* _TASK GOAL_: Copy out all lines bearing the word "Windows" from the listing below.

* _DATASET EXTRACT_:
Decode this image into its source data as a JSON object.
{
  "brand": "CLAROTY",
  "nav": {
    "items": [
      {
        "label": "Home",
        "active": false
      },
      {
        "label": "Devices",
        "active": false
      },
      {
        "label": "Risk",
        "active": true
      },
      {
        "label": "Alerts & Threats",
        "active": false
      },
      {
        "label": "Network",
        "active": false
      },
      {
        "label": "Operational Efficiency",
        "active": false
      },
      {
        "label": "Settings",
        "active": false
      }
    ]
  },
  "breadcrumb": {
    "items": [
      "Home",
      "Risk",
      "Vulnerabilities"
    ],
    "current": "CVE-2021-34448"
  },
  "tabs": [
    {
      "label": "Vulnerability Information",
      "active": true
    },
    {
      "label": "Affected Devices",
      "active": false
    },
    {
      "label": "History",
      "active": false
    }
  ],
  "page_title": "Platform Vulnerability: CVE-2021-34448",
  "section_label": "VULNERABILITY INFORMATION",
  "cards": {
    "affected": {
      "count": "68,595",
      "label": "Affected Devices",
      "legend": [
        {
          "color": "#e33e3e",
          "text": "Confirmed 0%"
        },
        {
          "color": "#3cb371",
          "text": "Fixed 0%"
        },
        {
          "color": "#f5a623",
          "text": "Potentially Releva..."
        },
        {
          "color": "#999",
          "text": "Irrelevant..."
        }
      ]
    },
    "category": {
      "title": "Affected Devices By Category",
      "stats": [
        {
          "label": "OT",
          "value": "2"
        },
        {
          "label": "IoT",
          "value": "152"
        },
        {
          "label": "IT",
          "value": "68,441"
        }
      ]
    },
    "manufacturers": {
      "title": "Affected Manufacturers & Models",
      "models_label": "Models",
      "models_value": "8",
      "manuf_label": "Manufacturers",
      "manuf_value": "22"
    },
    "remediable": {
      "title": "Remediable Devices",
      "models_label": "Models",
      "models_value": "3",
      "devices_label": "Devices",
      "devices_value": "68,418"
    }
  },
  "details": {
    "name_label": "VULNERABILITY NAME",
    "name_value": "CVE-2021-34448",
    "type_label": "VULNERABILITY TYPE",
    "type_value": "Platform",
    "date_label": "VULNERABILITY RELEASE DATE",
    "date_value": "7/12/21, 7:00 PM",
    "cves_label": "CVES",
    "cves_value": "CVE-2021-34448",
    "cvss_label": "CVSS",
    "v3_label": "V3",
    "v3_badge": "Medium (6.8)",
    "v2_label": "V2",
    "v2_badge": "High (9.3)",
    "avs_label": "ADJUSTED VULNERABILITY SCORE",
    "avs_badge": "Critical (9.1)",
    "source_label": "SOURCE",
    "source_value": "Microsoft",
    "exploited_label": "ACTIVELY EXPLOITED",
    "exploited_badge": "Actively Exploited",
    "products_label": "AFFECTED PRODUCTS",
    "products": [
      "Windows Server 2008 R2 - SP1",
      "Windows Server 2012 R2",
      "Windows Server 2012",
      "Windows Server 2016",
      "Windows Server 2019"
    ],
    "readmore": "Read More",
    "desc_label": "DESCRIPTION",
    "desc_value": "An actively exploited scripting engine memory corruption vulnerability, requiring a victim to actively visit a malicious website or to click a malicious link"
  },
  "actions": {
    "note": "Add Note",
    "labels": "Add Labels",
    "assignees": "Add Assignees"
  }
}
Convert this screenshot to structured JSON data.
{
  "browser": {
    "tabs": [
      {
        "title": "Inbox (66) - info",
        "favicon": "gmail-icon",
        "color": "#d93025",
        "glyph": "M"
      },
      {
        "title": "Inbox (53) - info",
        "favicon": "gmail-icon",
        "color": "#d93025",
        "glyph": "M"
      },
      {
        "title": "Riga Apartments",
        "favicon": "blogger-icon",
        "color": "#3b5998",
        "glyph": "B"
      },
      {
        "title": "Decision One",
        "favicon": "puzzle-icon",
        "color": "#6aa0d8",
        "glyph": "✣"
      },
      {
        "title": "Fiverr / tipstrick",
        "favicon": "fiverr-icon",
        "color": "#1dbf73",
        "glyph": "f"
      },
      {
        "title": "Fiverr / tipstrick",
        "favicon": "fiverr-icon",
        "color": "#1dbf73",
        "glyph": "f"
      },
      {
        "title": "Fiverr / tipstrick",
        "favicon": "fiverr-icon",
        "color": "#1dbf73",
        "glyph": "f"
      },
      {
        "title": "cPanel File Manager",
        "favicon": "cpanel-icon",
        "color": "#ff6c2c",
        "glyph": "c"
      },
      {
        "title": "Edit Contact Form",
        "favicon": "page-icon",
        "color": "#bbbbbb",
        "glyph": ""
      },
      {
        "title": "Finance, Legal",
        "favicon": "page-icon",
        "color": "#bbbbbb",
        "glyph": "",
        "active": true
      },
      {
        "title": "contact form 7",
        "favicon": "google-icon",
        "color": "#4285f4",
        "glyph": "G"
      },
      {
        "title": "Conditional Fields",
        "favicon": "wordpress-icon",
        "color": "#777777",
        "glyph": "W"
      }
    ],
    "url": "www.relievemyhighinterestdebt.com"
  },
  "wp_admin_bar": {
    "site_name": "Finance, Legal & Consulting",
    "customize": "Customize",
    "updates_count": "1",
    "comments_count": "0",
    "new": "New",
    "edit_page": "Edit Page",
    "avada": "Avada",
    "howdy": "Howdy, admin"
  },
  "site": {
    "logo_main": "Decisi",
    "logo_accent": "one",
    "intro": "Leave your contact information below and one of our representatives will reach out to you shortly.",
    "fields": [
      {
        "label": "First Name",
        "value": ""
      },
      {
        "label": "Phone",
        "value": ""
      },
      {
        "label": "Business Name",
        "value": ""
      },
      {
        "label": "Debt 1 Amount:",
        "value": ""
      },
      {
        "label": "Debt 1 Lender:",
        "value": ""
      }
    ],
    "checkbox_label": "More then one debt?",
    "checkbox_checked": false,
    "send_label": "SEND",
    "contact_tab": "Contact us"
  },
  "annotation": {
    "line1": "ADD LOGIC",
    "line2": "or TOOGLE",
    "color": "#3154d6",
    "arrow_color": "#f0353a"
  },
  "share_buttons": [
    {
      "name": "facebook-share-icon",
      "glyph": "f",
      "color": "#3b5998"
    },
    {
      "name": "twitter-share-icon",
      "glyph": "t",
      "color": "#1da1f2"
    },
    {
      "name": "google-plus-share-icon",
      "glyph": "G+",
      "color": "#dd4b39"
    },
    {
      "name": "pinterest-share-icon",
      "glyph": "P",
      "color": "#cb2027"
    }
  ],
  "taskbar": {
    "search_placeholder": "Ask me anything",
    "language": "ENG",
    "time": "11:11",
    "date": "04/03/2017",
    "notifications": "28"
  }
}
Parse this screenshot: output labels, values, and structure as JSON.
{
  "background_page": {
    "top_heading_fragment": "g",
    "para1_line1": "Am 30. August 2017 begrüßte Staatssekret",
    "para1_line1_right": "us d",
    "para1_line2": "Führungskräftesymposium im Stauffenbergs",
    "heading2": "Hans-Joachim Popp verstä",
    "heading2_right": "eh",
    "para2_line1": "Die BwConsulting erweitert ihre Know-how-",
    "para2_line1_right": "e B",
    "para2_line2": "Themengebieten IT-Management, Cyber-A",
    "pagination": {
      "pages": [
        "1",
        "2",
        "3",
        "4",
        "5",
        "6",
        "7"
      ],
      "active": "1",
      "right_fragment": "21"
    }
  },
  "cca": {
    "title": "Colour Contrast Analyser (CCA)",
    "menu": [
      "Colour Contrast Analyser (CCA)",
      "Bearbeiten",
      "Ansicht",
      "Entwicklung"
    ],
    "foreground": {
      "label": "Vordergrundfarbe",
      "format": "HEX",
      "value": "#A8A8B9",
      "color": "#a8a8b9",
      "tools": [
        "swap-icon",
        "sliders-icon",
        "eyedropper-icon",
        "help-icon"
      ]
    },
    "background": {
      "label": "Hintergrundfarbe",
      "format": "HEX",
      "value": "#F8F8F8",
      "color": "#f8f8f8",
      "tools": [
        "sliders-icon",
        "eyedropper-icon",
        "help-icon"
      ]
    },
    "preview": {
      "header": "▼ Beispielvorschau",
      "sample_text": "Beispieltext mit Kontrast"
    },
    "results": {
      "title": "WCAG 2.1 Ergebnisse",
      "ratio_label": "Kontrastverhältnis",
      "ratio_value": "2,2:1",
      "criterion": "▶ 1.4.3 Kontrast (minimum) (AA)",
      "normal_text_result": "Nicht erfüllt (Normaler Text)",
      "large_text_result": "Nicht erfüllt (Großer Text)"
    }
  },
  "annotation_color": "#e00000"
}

* _EXERCISE SOLUTION_:
      "Windows Server 2008 R2 - SP1",
      "Windows Server 2012 R2",
      "Windows Server 2012",
      "Windows Server 2016",
      "Windows Server 2019"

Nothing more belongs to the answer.